The PEOPLE, etc., respondent, v. Nicholas BOYCE, appellant.
Appeal by the defendant from a judgment of the Supreme Court, Kings County (Dowling, J.), rendered October 11, 2005, convicting him of manslaughter in the first degree, upon a jury verdict, and imposing sentence.
ORDERED that the judgment is affirmed.
Contrary to the defendant's contention, the Supreme Court providently exercised its discretion in permitting the People to offer certain testimony on its rebuttal case. In the exercise of its discretion, a trial court may permit either party to offer evidence on rebuttal which is not technically of a rebuttal nature but, more properly, a part of the offering party's original case (see CPL 260.30; People v. Alvino, 71 N.Y.2d 233, 248, 525 N.Y.S.2d 7, 519 N.E.2d 808; People v. James, 285 A.D.2d 561, 727 N.Y.S.2d 900).

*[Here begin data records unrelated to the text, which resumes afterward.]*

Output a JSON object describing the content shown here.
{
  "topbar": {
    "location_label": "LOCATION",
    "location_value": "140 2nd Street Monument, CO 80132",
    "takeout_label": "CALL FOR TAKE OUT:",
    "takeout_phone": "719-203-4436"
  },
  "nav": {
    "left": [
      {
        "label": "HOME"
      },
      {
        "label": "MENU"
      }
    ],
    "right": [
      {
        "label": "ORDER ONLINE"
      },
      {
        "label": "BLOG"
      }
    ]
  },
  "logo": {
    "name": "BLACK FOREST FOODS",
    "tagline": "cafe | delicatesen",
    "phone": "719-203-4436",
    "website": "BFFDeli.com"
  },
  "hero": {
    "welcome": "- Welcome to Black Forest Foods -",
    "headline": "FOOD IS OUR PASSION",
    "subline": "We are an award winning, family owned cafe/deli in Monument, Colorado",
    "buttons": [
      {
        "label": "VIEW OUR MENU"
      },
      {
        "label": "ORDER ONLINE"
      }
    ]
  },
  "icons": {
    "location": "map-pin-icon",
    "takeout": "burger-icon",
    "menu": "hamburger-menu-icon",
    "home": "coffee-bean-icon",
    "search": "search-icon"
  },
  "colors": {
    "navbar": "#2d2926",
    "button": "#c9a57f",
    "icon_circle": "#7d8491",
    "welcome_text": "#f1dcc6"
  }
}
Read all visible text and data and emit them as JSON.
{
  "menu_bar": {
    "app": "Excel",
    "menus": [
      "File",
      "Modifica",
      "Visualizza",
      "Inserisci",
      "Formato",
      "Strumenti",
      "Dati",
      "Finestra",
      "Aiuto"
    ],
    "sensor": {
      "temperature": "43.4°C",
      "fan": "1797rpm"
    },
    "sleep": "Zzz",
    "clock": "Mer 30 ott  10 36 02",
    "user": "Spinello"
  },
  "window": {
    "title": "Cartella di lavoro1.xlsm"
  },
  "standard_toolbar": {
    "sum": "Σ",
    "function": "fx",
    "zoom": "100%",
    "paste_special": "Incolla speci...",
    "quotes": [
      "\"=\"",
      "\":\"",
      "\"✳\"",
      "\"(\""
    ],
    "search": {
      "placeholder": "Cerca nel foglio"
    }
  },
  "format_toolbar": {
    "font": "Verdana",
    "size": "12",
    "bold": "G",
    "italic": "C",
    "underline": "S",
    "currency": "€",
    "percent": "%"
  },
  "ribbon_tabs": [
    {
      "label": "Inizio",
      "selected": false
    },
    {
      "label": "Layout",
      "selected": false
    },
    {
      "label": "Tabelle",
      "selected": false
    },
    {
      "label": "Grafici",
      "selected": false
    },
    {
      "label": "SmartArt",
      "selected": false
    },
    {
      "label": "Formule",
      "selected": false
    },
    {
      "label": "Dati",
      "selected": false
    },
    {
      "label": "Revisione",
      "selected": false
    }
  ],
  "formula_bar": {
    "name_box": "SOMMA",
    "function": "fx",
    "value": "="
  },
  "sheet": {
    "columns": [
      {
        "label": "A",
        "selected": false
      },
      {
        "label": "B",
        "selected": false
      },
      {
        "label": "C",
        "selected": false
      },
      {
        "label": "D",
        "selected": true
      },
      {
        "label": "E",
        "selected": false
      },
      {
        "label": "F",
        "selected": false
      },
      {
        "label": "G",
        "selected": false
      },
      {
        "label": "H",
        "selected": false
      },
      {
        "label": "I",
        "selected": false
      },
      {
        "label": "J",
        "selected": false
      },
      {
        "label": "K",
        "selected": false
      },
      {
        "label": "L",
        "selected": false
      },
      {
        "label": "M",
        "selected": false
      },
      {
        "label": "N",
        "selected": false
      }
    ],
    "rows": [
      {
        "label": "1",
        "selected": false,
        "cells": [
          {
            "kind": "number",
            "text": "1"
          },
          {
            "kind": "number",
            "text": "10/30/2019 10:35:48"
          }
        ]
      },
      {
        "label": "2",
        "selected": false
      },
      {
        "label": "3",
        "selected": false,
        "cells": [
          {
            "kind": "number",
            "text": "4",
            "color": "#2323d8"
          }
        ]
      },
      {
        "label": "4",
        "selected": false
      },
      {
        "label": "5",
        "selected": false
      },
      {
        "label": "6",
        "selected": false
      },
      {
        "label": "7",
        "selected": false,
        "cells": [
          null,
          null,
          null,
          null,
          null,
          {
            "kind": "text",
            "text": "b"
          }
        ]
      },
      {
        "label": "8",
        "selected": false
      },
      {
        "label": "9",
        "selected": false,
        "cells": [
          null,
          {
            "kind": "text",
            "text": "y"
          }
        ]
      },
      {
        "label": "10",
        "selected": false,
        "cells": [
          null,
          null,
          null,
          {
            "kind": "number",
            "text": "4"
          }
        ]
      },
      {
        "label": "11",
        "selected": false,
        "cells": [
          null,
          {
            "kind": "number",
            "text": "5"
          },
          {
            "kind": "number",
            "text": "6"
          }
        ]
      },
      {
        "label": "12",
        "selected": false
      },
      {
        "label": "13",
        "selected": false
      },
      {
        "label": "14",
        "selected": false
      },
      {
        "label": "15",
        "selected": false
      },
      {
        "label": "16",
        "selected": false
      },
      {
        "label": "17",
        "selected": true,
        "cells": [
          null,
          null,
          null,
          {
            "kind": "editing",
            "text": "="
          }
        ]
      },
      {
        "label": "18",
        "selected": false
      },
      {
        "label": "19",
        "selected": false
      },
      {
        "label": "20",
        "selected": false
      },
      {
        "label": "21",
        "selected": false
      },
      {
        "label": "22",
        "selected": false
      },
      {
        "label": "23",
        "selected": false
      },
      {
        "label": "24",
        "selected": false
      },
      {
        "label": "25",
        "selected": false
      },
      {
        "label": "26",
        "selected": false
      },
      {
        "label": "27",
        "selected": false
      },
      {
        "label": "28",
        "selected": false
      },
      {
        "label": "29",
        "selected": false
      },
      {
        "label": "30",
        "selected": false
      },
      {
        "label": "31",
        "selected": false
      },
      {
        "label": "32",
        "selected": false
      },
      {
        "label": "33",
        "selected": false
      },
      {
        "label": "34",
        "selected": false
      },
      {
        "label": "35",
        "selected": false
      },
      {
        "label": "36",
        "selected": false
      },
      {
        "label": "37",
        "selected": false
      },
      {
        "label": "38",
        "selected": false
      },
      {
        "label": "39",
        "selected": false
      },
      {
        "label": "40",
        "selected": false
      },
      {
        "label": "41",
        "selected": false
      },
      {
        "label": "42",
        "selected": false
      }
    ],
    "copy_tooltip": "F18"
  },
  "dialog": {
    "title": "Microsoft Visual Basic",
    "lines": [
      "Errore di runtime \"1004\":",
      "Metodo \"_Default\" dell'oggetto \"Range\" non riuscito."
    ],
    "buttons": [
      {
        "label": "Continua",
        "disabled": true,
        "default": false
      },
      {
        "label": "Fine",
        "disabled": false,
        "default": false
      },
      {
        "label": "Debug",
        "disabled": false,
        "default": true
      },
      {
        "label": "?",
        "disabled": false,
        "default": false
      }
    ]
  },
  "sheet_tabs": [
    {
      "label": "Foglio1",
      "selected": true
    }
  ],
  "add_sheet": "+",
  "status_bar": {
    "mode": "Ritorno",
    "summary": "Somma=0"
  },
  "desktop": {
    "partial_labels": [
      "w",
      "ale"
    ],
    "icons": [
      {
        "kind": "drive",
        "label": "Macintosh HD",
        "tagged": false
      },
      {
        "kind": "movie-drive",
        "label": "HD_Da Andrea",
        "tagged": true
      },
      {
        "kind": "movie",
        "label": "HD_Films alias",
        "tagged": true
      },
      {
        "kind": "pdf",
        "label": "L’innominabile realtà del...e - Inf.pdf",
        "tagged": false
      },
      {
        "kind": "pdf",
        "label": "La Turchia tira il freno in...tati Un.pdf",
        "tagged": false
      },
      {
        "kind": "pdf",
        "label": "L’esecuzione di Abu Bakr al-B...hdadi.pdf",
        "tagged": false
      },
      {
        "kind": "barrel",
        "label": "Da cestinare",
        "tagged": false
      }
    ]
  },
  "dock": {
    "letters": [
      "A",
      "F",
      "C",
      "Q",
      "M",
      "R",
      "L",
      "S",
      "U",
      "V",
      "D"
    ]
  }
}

The defendant's contention that various comments made by the prosecutor during his summation were improper and deprived him of a fair trial is unpreserved for appellate review, as the defendant either did not object to the remarks at issue or made only general objections, or his objections were sustained without any further request for curative instructions and he failed to move for a mistrial (see People v. Heide, 84 N.Y.2d 943, 944, 620 N.Y.S.2d 814, 644 N.E.2d 1370; People v. Osorio, 49 A.D.3d 562, 855 N.Y.S.2d 163; People v. Muniz, 44 A.D.3d 1074, 844 N.Y.S.2d 396). In any event, the challenged remarks did not exceed the bounds of rhetorical comment permissible in closing argument (see People v. Galloway, 54 N.Y.2d 396, 399, 446 N.Y.S.2d 9, 430 N.E.2d 885), constituted fair response to comments made during the defense counsel's summation, or were fair comment on the evidence (see People v. Osorio, 49 A.D.3d 562, 855 N.Y.S.2d 163; People v. Muniz, 44 A.D.3d 1074, 844 N.Y.S.2d 396).
The defendant's remaining contention is without merit.